If you've been pouring over last year's race results and have come to the conclusion that your triathlon run could use improvement, there are several ways to go about getting faster. This column offers seven strategies you can use. You may want to try more than one strategy at the same time, but be cautious about trying to employ all the strategies at the same time and overdoing it.
Rest Up for Key Triathlon Run Workouts
Triathletes that are strong swimmers and cyclists usually love to go fast in those workouts. It's fun to go fast. If running is a limiter, you need to be sure that you do not put your quality run speedwork day within 24 to 48 hours following a tough swimming or cycling workout. The swim and bike workouts preceding key triathlon run workouts need to be primarily aerobic or form work.
Add One More Run to Your Week

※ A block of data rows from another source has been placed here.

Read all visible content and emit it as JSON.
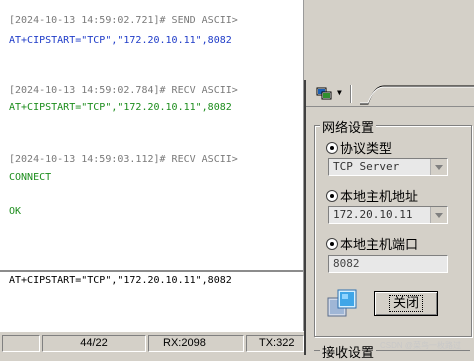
{
  "log": [
    {
      "kind": "meta",
      "text": "[2024-10-13 14:59:02.721]# SEND ASCII>"
    },
    {
      "kind": "send",
      "text": "AT+CIPSTART=\"TCP\",\"172.20.10.11\",8082"
    },
    {
      "kind": "meta",
      "text": "[2024-10-13 14:59:02.784]# RECV ASCII>"
    },
    {
      "kind": "recv",
      "text": "AT+CIPSTART=\"TCP\",\"172.20.10.11\",8082"
    },
    {
      "kind": "meta",
      "text": "[2024-10-13 14:59:03.112]# RECV ASCII>"
    },
    {
      "kind": "recv",
      "text": "CONNECT"
    },
    {
      "kind": "recv",
      "text": "OK"
    }
  ],
  "send_input": {
    "value": "AT+CIPSTART=\"TCP\",\"172.20.10.11\",8082"
  },
  "statusbar": {
    "cell0": "",
    "lines": "44/22",
    "rx": "RX:2098",
    "tx": "TX:322"
  },
  "settings": {
    "group_title": "网络设置",
    "protocol": {
      "label": "协议类型",
      "value": "TCP Server"
    },
    "local_ip": {
      "label": "本地主机地址",
      "value": "172.20.10.11"
    },
    "local_port": {
      "label": "本地主机端口",
      "value": "8082"
    },
    "close_label": "关闭",
    "recv_group_title": "接收设置"
  },
  "watermark": "CSDN @菜鸟一枚路过",
  "colors": {
    "send": "#1f3cc8",
    "recv": "#1c8d1c",
    "meta": "#7a7a7a"
  },
  "icons": {
    "toolbar": "network-monitor-icon",
    "status": "network-connection-icon"
  }
}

If you're currently running two or three days per week, add one more, short, aerobic run to your training mix. Some triathletes find that adding one more run workout in the 20- to 30-minute range is enough to boost speed.
Remove a Run From Your Week
For triathletes running four or five times per week, peeling out one day of running and adding more recovery will often help improve running speed.
Include a Run-Focused Training Block
For many triathletes, there is a balance to the number of workouts they perform in each sport, each week. For example, it's common to have two or three workouts in each sport—swimming, cycling and running—every week.
It's also common for intermediate and advanced triathletes to include a big block of cycling within one training block, while minimizing or eliminating swimming and running. This is easily accomplished by participating in a bicycle tour. This type of big volume training is often called "crash training."
Crash training isn't used as often in running because a big block of running carries more risk of injury. Additionally, overall training volume will need to be reduced if you decide to do a run-focused week of training. For example, if you are currently training 12 hours per week with swimming, cycling and running workouts, it's fairly low risk to do a week of just cycling at 12 or more hours. It's high risk, however, to do a week of just running at 12 or more hours.